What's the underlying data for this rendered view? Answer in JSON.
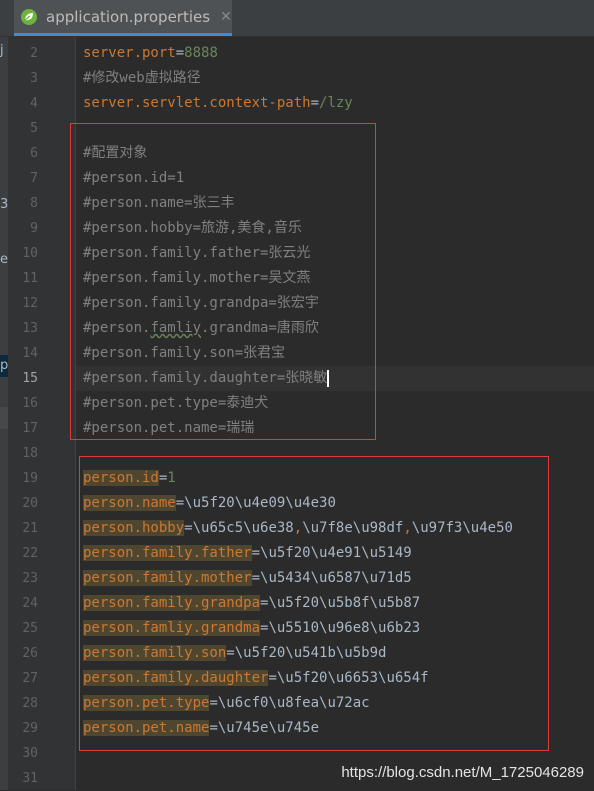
{
  "tab": {
    "title": "application.properties",
    "close": "✕",
    "icon": "spring-leaf-icon"
  },
  "left_strip": [
    "j",
    "3",
    "e",
    "p"
  ],
  "line_numbers": [
    "2",
    "3",
    "4",
    "5",
    "6",
    "7",
    "8",
    "9",
    "10",
    "11",
    "12",
    "13",
    "14",
    "15",
    "16",
    "17",
    "18",
    "19",
    "20",
    "21",
    "22",
    "23",
    "24",
    "25",
    "26",
    "27",
    "28",
    "29",
    "30",
    "31"
  ],
  "active_line": "15",
  "code": {
    "l2": {
      "key": "server.port",
      "eq": "=",
      "value": "8888"
    },
    "l3": {
      "comment": "#修改web虚拟路径"
    },
    "l4": {
      "key": "server.servlet.context-path",
      "eq": "=",
      "value": "/lzy"
    },
    "l6": {
      "comment": "#配置对象"
    },
    "l7": {
      "comment": "#person.id=1"
    },
    "l8": {
      "comment": "#person.name=张三丰"
    },
    "l9": {
      "comment": "#person.hobby=旅游,美食,音乐"
    },
    "l10": {
      "comment": "#person.family.father=张云光"
    },
    "l11": {
      "comment": "#person.family.mother=吴文燕"
    },
    "l12": {
      "comment": "#person.family.grandpa=张宏宇"
    },
    "l13": {
      "comment_a": "#person.",
      "comment_typo": "famliy",
      "comment_b": ".grandma=唐雨欣"
    },
    "l14": {
      "comment": "#person.family.son=张君宝"
    },
    "l15": {
      "comment": "#person.family.daughter=张晓敏"
    },
    "l16": {
      "comment": "#person.pet.type=泰迪犬"
    },
    "l17": {
      "comment": "#person.pet.name=瑞瑞"
    },
    "l19": {
      "key": "person.id",
      "eq": "=",
      "value": "1"
    },
    "l20": {
      "key": "person.name",
      "eq": "=",
      "value": "\\u5f20\\u4e09\\u4e30"
    },
    "l21": {
      "key": "person.hobby",
      "eq": "=",
      "v1": "\\u65c5\\u6e38",
      "sep1": ",",
      "v2": "\\u7f8e\\u98df",
      "sep2": ",",
      "v3": "\\u97f3\\u4e50"
    },
    "l22": {
      "key": "person.family.father",
      "eq": "=",
      "value": "\\u5f20\\u4e91\\u5149"
    },
    "l23": {
      "key": "person.family.mother",
      "eq": "=",
      "value": "\\u5434\\u6587\\u71d5"
    },
    "l24": {
      "key": "person.family.grandpa",
      "eq": "=",
      "value": "\\u5f20\\u5b8f\\u5b87"
    },
    "l25": {
      "key": "person.famliy.grandma",
      "eq": "=",
      "value": "\\u5510\\u96e8\\u6b23"
    },
    "l26": {
      "key": "person.family.son",
      "eq": "=",
      "value": "\\u5f20\\u541b\\u5b9d"
    },
    "l27": {
      "key": "person.family.daughter",
      "eq": "=",
      "value": "\\u5f20\\u6653\\u654f"
    },
    "l28": {
      "key": "person.pet.type",
      "eq": "=",
      "value": "\\u6cf0\\u8fea\\u72ac"
    },
    "l29": {
      "key": "person.pet.name",
      "eq": "=",
      "value": "\\u745e\\u745e"
    }
  },
  "watermark": "https://blog.csdn.net/M_1725046289",
  "colors": {
    "key": "#cc7832",
    "value": "#6a8759",
    "comment": "#808080",
    "highlight": "#4f4630",
    "annotation_box": "#e03c3c"
  }
}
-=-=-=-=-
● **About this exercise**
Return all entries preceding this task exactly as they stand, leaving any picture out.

● **Completed task**
What's the underlying data for this rendered view? Answer in JSON.
{
  "tab": {
    "title": "application.properties",
    "close": "✕",
    "icon": "spring-leaf-icon"
  },
  "left_strip": [
    "j",
    "3",
    "e",
    "p"
  ],
  "line_numbers": [
    "2",
    "3",
    "4",
    "5",
    "6",
    "7",
    "8",
    "9",
    "10",
    "11",
    "12",
    "13",
    "14",
    "15",
    "16",
    "17",
    "18",
    "19",
    "20",
    "21",
    "22",
    "23",
    "24",
    "25",
    "26",
    "27",
    "28",
    "29",
    "30",
    "31"
  ],
  "active_line": "15",
  "code": {
    "l2": {
      "key": "server.port",
      "eq": "=",
      "value": "8888"
    },
    "l3": {
      "comment": "#修改web虚拟路径"
    },
    "l4": {
      "key": "server.servlet.context-path",
      "eq": "=",
      "value": "/lzy"
    },
    "l6": {
      "comment": "#配置对象"
    },
    "l7": {
      "comment": "#person.id=1"
    },
    "l8": {
      "comment": "#person.name=张三丰"
    },
    "l9": {
      "comment": "#person.hobby=旅游,美食,音乐"
    },
    "l10": {
      "comment": "#person.family.father=张云光"
    },
    "l11": {
      "comment": "#person.family.mother=吴文燕"
    },
    "l12": {
      "comment": "#person.family.grandpa=张宏宇"
    },
    "l13": {
      "comment_a": "#person.",
      "comment_typo": "famliy",
      "comment_b": ".grandma=唐雨欣"
    },
    "l14": {
      "comment": "#person.family.son=张君宝"
    },
    "l15": {
      "comment": "#person.family.daughter=张晓敏"
    },
    "l16": {
      "comment": "#person.pet.type=泰迪犬"
    },
    "l17": {
      "comment": "#person.pet.name=瑞瑞"
    },
    "l19": {
      "key": "person.id",
      "eq": "=",
      "value": "1"
    },
    "l20": {
      "key": "person.name",
      "eq": "=",
      "value": "\\u5f20\\u4e09\\u4e30"
    },
    "l21": {
      "key": "person.hobby",
      "eq": "=",
      "v1": "\\u65c5\\u6e38",
      "sep1": ",",
      "v2": "\\u7f8e\\u98df",
      "sep2": ",",
      "v3": "\\u97f3\\u4e50"
    },
    "l22": {
      "key": "person.family.father",
      "eq": "=",
      "value": "\\u5f20\\u4e91\\u5149"
    },
    "l23": {
      "key": "person.family.mother",
      "eq": "=",
      "value": "\\u5434\\u6587\\u71d5"
    },
    "l24": {
      "key": "person.family.grandpa",
      "eq": "=",
      "value": "\\u5f20\\u5b8f\\u5b87"
    },
    "l25": {
      "key": "person.famliy.grandma",
      "eq": "=",
      "value": "\\u5510\\u96e8\\u6b23"
    },
    "l26": {
      "key": "person.family.son",
      "eq": "=",
      "value": "\\u5f20\\u541b\\u5b9d"
    },
    "l27": {
      "key": "person.family.daughter",
      "eq": "=",
      "value": "\\u5f20\\u6653\\u654f"
    },
    "l28": {
      "key": "person.pet.type",
      "eq": "=",
      "value": "\\u6cf0\\u8fea\\u72ac"
    },
    "l29": {
      "key": "person.pet.name",
      "eq": "=",
      "value": "\\u745e\\u745e"
    }
  },
  "watermark": "https://blog.csdn.net/M_1725046289",
  "colors": {
    "key": "#cc7832",
    "value": "#6a8759",
    "comment": "#808080",
    "highlight": "#4f4630",
    "annotation_box": "#e03c3c"
  }
}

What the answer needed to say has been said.